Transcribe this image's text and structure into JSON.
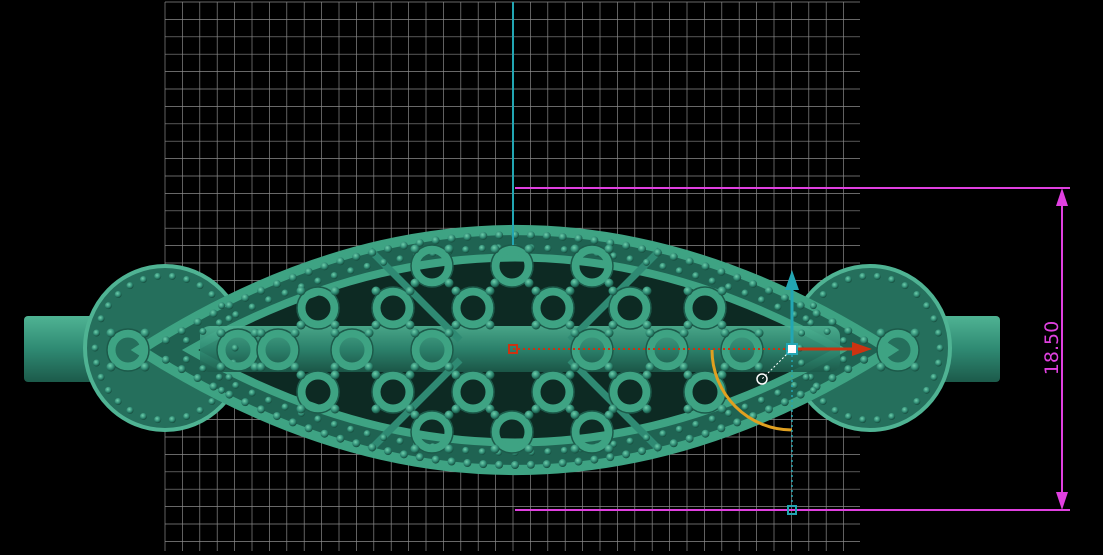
{
  "viewport": {
    "background": "#000000",
    "grid_color": "#8a8a8a",
    "model_color": "#2f8a73",
    "model_dark": "#1c5a4a",
    "model_light": "#4fb393"
  },
  "dimension": {
    "label": "18.50",
    "color": "#e040e0"
  },
  "gizmo": {
    "x_axis_color": "#cc3311",
    "y_axis_color": "#22a6b3",
    "rotate_arc_color": "#e0a020",
    "icons": [
      "move-x-arrow",
      "move-y-arrow",
      "rotate-arc-handle",
      "center-handle"
    ]
  }
}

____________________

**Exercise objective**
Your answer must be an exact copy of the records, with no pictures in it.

**Answer to this exercise**
Transcribe this image's text and structure into JSON.
{
  "viewport": {
    "background": "#000000",
    "grid_color": "#8a8a8a",
    "model_color": "#2f8a73",
    "model_dark": "#1c5a4a",
    "model_light": "#4fb393"
  },
  "dimension": {
    "label": "18.50",
    "color": "#e040e0"
  },
  "gizmo": {
    "x_axis_color": "#cc3311",
    "y_axis_color": "#22a6b3",
    "rotate_arc_color": "#e0a020",
    "icons": [
      "move-x-arrow",
      "move-y-arrow",
      "rotate-arc-handle",
      "center-handle"
    ]
  }
}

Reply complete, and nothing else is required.